Federal Environment Minister Ian Campbell yesterday said the grants cover renewable energy technologies including research into cloud seeding, yeast technology to convert plant waste into ethanol and turbulence mapping at wind farms.
Snowy Hydro was granted some $4 million for cloud seeding research to increase natural snowfalls and inflows to storages of the Snowy Mountains Scheme.
The Cooma, NSW-based corporation began cloud seeding trials in 2004, which have so far met with limited success because of what Snowy Hydro describes as a lack of atmospheric moisture.
Snowy Hydro is conducting a six-year research project of winter cloud seeding to assess the feasibility of increasing snow precipitation in the Snowy Mountains.
The government also gave $2.7 million towards the development of a commercial-scale single vessel DiCOM Plant at the Brockway Waste Transfer Station in Shenton Park, Western Australia.
The $5 million project developed in Perth over the past five years is a hybrid biological system designed to process municipal waste using aerobic composting and anaerobic digestion technologies.
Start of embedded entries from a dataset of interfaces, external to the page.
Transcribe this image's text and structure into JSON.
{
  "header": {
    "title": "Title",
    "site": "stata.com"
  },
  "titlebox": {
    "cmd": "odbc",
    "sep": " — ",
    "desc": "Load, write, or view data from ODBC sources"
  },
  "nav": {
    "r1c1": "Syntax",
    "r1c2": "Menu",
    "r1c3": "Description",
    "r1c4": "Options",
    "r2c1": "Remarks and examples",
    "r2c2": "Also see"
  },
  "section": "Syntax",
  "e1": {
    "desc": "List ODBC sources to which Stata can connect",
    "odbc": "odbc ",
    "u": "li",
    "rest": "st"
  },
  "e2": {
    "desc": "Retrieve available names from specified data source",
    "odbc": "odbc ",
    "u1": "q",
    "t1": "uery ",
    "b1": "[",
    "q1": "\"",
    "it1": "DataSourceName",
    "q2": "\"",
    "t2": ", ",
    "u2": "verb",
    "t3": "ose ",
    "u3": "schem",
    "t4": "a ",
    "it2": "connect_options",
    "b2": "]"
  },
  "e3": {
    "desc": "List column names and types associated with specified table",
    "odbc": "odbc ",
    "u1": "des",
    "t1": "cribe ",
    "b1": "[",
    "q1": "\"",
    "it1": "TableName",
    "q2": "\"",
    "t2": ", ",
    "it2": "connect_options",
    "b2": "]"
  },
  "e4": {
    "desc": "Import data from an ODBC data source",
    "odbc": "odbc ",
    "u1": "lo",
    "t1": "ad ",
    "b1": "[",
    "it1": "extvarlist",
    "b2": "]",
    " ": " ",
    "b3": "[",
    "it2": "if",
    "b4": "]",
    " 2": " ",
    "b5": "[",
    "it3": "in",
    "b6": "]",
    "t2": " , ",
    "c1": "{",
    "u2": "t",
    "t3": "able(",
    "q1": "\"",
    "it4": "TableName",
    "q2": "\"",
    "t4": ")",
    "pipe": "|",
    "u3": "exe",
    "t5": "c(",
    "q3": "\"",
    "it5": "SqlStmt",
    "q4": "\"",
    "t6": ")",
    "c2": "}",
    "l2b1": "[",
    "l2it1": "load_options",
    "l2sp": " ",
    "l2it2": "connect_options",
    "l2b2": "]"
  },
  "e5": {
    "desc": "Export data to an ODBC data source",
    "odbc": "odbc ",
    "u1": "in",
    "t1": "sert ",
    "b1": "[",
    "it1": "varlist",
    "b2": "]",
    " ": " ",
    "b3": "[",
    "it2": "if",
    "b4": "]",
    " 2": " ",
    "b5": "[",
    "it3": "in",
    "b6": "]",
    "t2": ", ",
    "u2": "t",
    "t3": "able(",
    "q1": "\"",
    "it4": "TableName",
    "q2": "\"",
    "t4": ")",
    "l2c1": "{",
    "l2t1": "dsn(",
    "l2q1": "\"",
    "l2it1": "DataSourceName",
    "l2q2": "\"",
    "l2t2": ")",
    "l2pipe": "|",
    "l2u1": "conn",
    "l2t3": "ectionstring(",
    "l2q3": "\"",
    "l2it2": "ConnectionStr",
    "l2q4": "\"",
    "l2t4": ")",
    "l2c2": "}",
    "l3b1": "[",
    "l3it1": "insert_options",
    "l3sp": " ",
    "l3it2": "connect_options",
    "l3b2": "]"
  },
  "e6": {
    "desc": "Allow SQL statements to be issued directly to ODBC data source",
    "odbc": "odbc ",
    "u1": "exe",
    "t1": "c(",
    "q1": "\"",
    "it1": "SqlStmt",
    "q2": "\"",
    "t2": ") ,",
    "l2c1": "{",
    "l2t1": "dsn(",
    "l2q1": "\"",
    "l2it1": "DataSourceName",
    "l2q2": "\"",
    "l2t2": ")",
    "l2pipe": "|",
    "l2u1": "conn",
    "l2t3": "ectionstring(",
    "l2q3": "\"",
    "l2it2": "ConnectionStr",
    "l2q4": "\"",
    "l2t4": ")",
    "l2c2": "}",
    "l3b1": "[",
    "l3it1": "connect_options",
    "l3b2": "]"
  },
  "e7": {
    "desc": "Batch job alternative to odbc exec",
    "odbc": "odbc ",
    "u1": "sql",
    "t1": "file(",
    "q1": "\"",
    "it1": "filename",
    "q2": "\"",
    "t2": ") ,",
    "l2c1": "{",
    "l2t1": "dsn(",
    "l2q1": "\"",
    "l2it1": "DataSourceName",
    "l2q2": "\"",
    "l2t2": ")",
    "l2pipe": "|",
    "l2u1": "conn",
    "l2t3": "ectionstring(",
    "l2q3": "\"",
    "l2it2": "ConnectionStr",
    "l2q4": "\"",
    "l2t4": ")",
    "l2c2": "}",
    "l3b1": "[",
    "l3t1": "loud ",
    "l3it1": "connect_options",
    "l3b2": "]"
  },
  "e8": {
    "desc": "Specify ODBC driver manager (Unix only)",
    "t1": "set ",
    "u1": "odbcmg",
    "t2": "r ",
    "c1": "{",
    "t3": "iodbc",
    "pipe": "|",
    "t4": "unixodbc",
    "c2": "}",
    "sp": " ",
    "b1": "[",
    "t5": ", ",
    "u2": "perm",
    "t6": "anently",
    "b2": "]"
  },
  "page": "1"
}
End products include energy and compost. The unit is intended to process tens of thousands of tonnes of municipal waste a year.
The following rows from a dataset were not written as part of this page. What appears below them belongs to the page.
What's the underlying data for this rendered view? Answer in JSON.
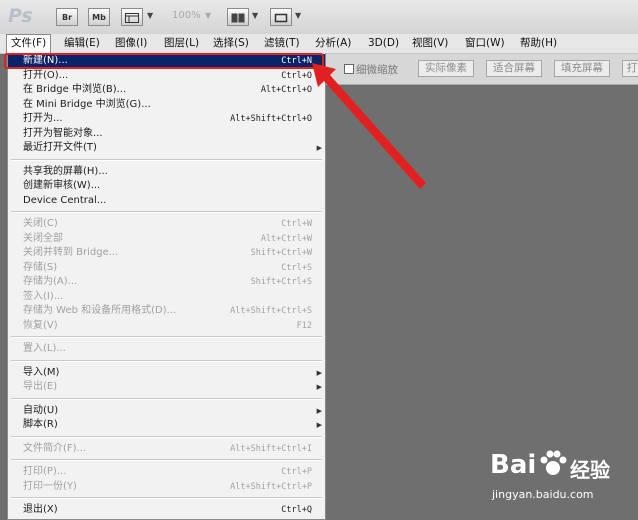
{
  "toolbar": {
    "logo": "Ps",
    "bridge_label": "Br",
    "minibridge_label": "Mb",
    "zoom": "100%"
  },
  "menubar": [
    {
      "label": "文件(F)",
      "active": true
    },
    {
      "label": "编辑(E)"
    },
    {
      "label": "图像(I)"
    },
    {
      "label": "图层(L)"
    },
    {
      "label": "选择(S)"
    },
    {
      "label": "滤镜(T)"
    },
    {
      "label": "分析(A)"
    },
    {
      "label": "3D(D)"
    },
    {
      "label": "视图(V)"
    },
    {
      "label": "窗口(W)"
    },
    {
      "label": "帮助(H)"
    }
  ],
  "options_bar": {
    "scrubby_zoom_label": "细微缩放",
    "actual_pixels": "实际像素",
    "fit_screen": "适合屏幕",
    "fill_screen": "填充屏幕",
    "print_size_partial": "打"
  },
  "file_menu": {
    "items": [
      {
        "label": "新建(N)...",
        "shortcut": "Ctrl+N",
        "highlighted": true
      },
      {
        "label": "打开(O)...",
        "shortcut": "Ctrl+O"
      },
      {
        "label": "在 Bridge 中浏览(B)...",
        "shortcut": "Alt+Ctrl+O"
      },
      {
        "label": "在 Mini Bridge 中浏览(G)..."
      },
      {
        "label": "打开为...",
        "shortcut": "Alt+Shift+Ctrl+O"
      },
      {
        "label": "打开为智能对象..."
      },
      {
        "label": "最近打开文件(T)",
        "submenu": true
      },
      {
        "separator": true
      },
      {
        "label": "共享我的屏幕(H)..."
      },
      {
        "label": "创建新审核(W)..."
      },
      {
        "label": "Device Central..."
      },
      {
        "separator": true
      },
      {
        "label": "关闭(C)",
        "shortcut": "Ctrl+W",
        "disabled": true
      },
      {
        "label": "关闭全部",
        "shortcut": "Alt+Ctrl+W",
        "disabled": true
      },
      {
        "label": "关闭并转到 Bridge...",
        "shortcut": "Shift+Ctrl+W",
        "disabled": true
      },
      {
        "label": "存储(S)",
        "shortcut": "Ctrl+S",
        "disabled": true
      },
      {
        "label": "存储为(A)...",
        "shortcut": "Shift+Ctrl+S",
        "disabled": true
      },
      {
        "label": "签入(I)...",
        "disabled": true
      },
      {
        "label": "存储为 Web 和设备所用格式(D)...",
        "shortcut": "Alt+Shift+Ctrl+S",
        "disabled": true
      },
      {
        "label": "恢复(V)",
        "shortcut": "F12",
        "disabled": true
      },
      {
        "separator": true
      },
      {
        "label": "置入(L)...",
        "disabled": true
      },
      {
        "separator": true
      },
      {
        "label": "导入(M)",
        "submenu": true
      },
      {
        "label": "导出(E)",
        "submenu": true,
        "disabled": true
      },
      {
        "separator": true
      },
      {
        "label": "自动(U)",
        "submenu": true
      },
      {
        "label": "脚本(R)",
        "submenu": true
      },
      {
        "separator": true
      },
      {
        "label": "文件简介(F)...",
        "shortcut": "Alt+Shift+Ctrl+I",
        "disabled": true
      },
      {
        "separator": true
      },
      {
        "label": "打印(P)...",
        "shortcut": "Ctrl+P",
        "disabled": true
      },
      {
        "label": "打印一份(Y)",
        "shortcut": "Alt+Shift+Ctrl+P",
        "disabled": true
      },
      {
        "separator": true
      },
      {
        "label": "退出(X)",
        "shortcut": "Ctrl+Q"
      }
    ]
  },
  "watermark": {
    "brand_left": "Bai",
    "brand_right": "经验",
    "url": "jingyan.baidu.com"
  },
  "colors": {
    "highlight": "#0a246a",
    "annotation_red": "#e32020",
    "workspace": "#6f6f6f"
  }
}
The Western Metropolitan Regional Council’s demonstration plant will include a waste sorting and preparation facility and a single DiCOM biological processing vessel, including associated ancillary equipment.
Other grants included $2.5 million given to New South Wales-based MicroBiogen for new yeast technology to convert plant waste into ethanol.
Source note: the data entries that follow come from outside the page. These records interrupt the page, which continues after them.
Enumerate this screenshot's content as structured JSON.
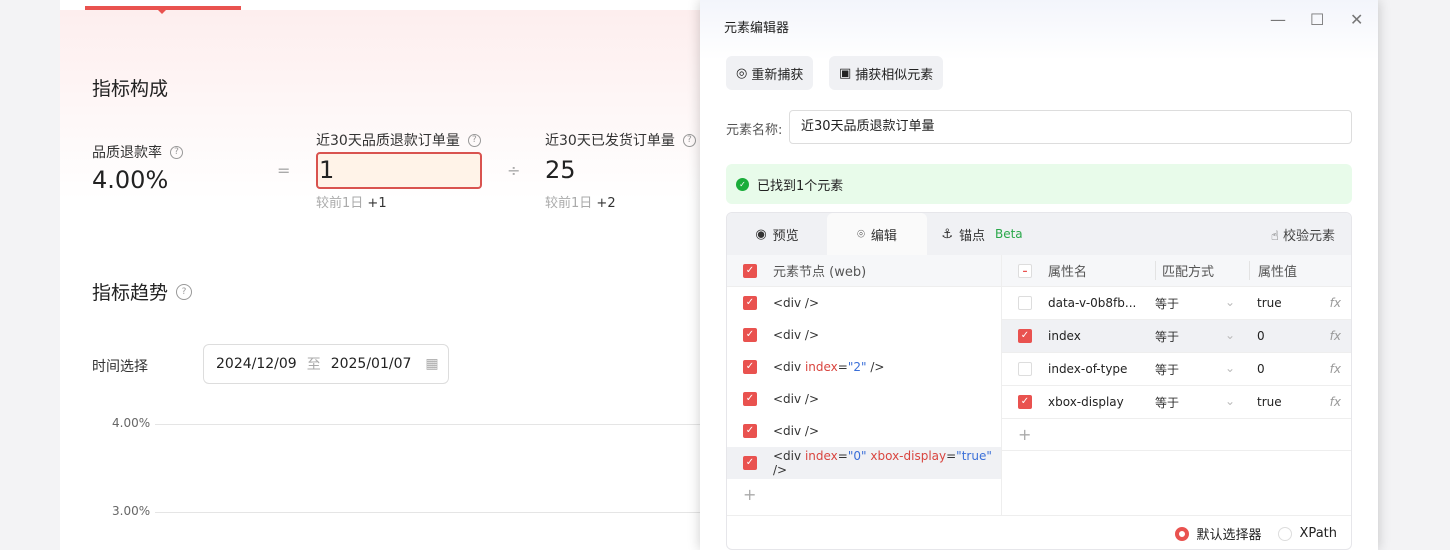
{
  "page": {
    "section1": "指标构成",
    "metric": {
      "label": "品质退款率",
      "value": "4.00%"
    },
    "eq": "=",
    "div": "÷",
    "numerator": {
      "label": "近30天品质退款订单量",
      "value": "1",
      "cmp": "较前1日",
      "delta": "+1"
    },
    "denominator": {
      "label": "近30天已发货订单量",
      "value": "25",
      "cmp": "较前1日",
      "delta": "+2"
    },
    "section2": "指标趋势",
    "time_label": "时间选择",
    "date_start": "2024/12/09",
    "date_sep": "至",
    "date_end": "2025/01/07",
    "y_ticks": [
      "4.00%",
      "3.00%"
    ]
  },
  "dialog": {
    "title": "元素编辑器",
    "recapture": "重新捕获",
    "capture_similar": "捕获相似元素",
    "name_label": "元素名称:",
    "name_value": "近30天品质退款订单量",
    "found": "已找到1个元素",
    "tabs": [
      "预览",
      "编辑",
      "锚点"
    ],
    "beta": "Beta",
    "verify": "校验元素",
    "node_header": "元素节点 (web)",
    "nodes": [
      {
        "tag": "<div",
        "attrs": []
      },
      {
        "tag": "<div",
        "attrs": []
      },
      {
        "tag": "<div",
        "attrs": [
          {
            "n": "index",
            "v": "2"
          }
        ]
      },
      {
        "tag": "<div",
        "attrs": []
      },
      {
        "tag": "<div",
        "attrs": []
      },
      {
        "tag": "<div",
        "attrs": [
          {
            "n": "index",
            "v": "0"
          },
          {
            "n": "xbox-display",
            "v": "true"
          }
        ]
      }
    ],
    "attr_headers": [
      "属性名",
      "匹配方式",
      "属性值"
    ],
    "attrs": [
      {
        "name": "data-v-0b8fb...",
        "match": "等于",
        "value": "true",
        "checked": false
      },
      {
        "name": "index",
        "match": "等于",
        "value": "0",
        "checked": true
      },
      {
        "name": "index-of-type",
        "match": "等于",
        "value": "0",
        "checked": false
      },
      {
        "name": "xbox-display",
        "match": "等于",
        "value": "true",
        "checked": true
      }
    ],
    "fx": "fx",
    "selector_default": "默认选择器",
    "selector_xpath": "XPath"
  }
}
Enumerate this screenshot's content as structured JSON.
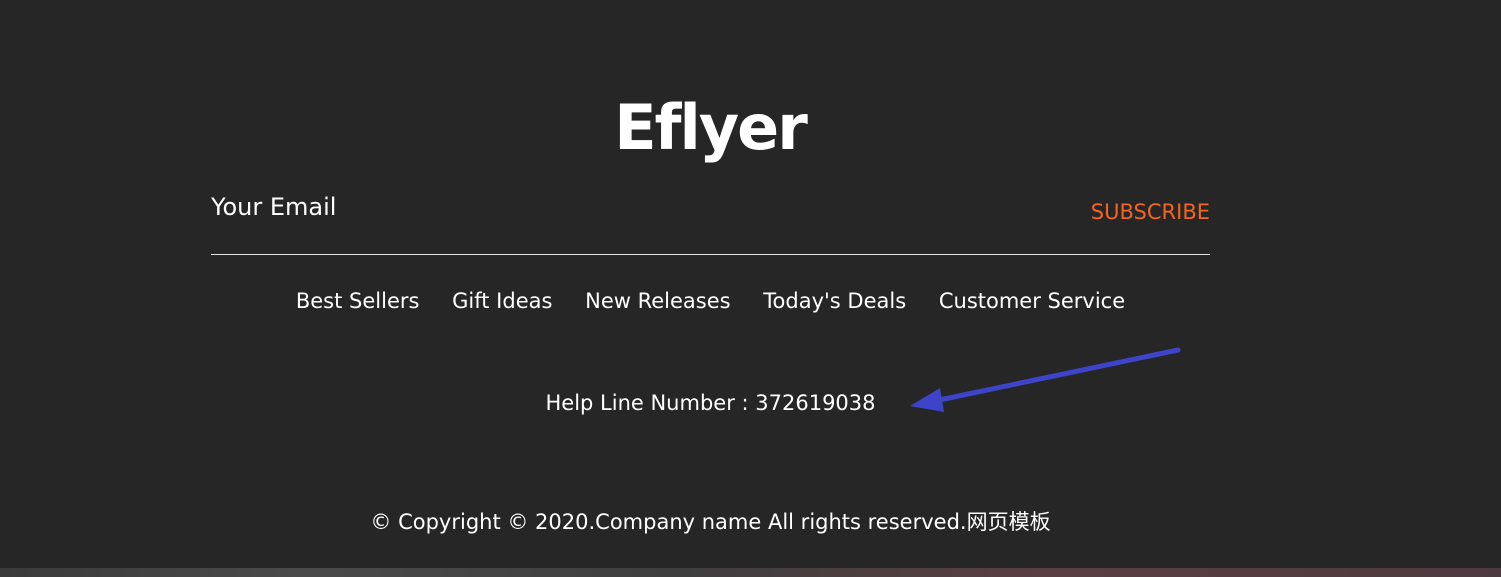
{
  "brand": {
    "logo_text": "Eflyer"
  },
  "newsletter": {
    "email_placeholder": "Your Email",
    "subscribe_label": "SUBSCRIBE"
  },
  "nav": {
    "items": [
      {
        "label": "Best Sellers"
      },
      {
        "label": "Gift Ideas"
      },
      {
        "label": "New Releases"
      },
      {
        "label": "Today's Deals"
      },
      {
        "label": "Customer Service"
      }
    ]
  },
  "help": {
    "text": "Help Line Number : 372619038"
  },
  "footer": {
    "copyright": "© Copyright © 2020.Company name All rights reserved.网页模板"
  },
  "colors": {
    "background": "#262626",
    "accent": "#f26522",
    "arrow": "#3d44c9",
    "text": "#ffffff"
  },
  "icons": {
    "annotation": "arrow-left-icon"
  }
}
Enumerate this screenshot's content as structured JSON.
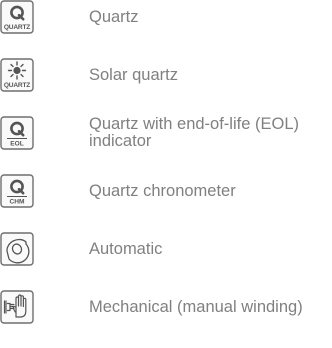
{
  "items": [
    {
      "icon": "quartz-icon",
      "icon_text": "QUARTZ",
      "label": "Quartz"
    },
    {
      "icon": "solar-quartz-icon",
      "icon_text": "QUARTZ",
      "label": "Solar quartz"
    },
    {
      "icon": "quartz-eol-icon",
      "icon_text": "EOL",
      "label_line1": "Quartz with end-of-life (EOL)",
      "label_line2": "indicator"
    },
    {
      "icon": "quartz-chronometer-icon",
      "icon_text": "CHM",
      "label": "Quartz chronometer"
    },
    {
      "icon": "automatic-icon",
      "label": "Automatic"
    },
    {
      "icon": "mechanical-manual-winding-icon",
      "label": "Mechanical (manual winding)"
    }
  ],
  "colors": {
    "icon_stroke": "#6e6e6e",
    "text": "#808080"
  }
}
BP Solar, also in NSW, received $1.6 million for photovoltaic cell process engineering development for improving the yield from silicon.
Proactive Energy Developments was handed $1.2 million for a novel regenerator to adapt supercritical cycles to geothermal power applications.
Dynamic Systems Australia won $612,679 to develop a prototype 10kW vertical axis and turbine.
Senator Campbell also announced rebates for people buying energy-efficient appliances in areas well outside WA's southwest electricity grid, including Carnarvon, Broome and Esperance.
The four-year regional energy efficiency program is expected to achieve annual savings of 13,000 megawatt hours of electricity, 3.8 million litres of fossil fuels and 10,000 tonnes of greenhouse gases.
Senator Campbell said more than 5000 rebates had been provided to date, with estimated savings of more than 27 million litres of diesel a year
Windlab Systems was given $368,292 for its computational model for prediction of turbulence on wind farms, and Downer Energy Systems in Queensland received $345,500 for a new generation modular biomass power plant.
Campbell said the range of projects was evidence of the strength of the renewable energy industry throughout the nation.
“Research into and development of renewable energy technologies will give Australia a strong base on which to grow its own industry and expand opportunities overseas,” he said.
The grants were given as part of the government’s Renewable Energy Development Initiative (REDI), which has already awarded more than $46 million in grants to 24 renewable energy companies.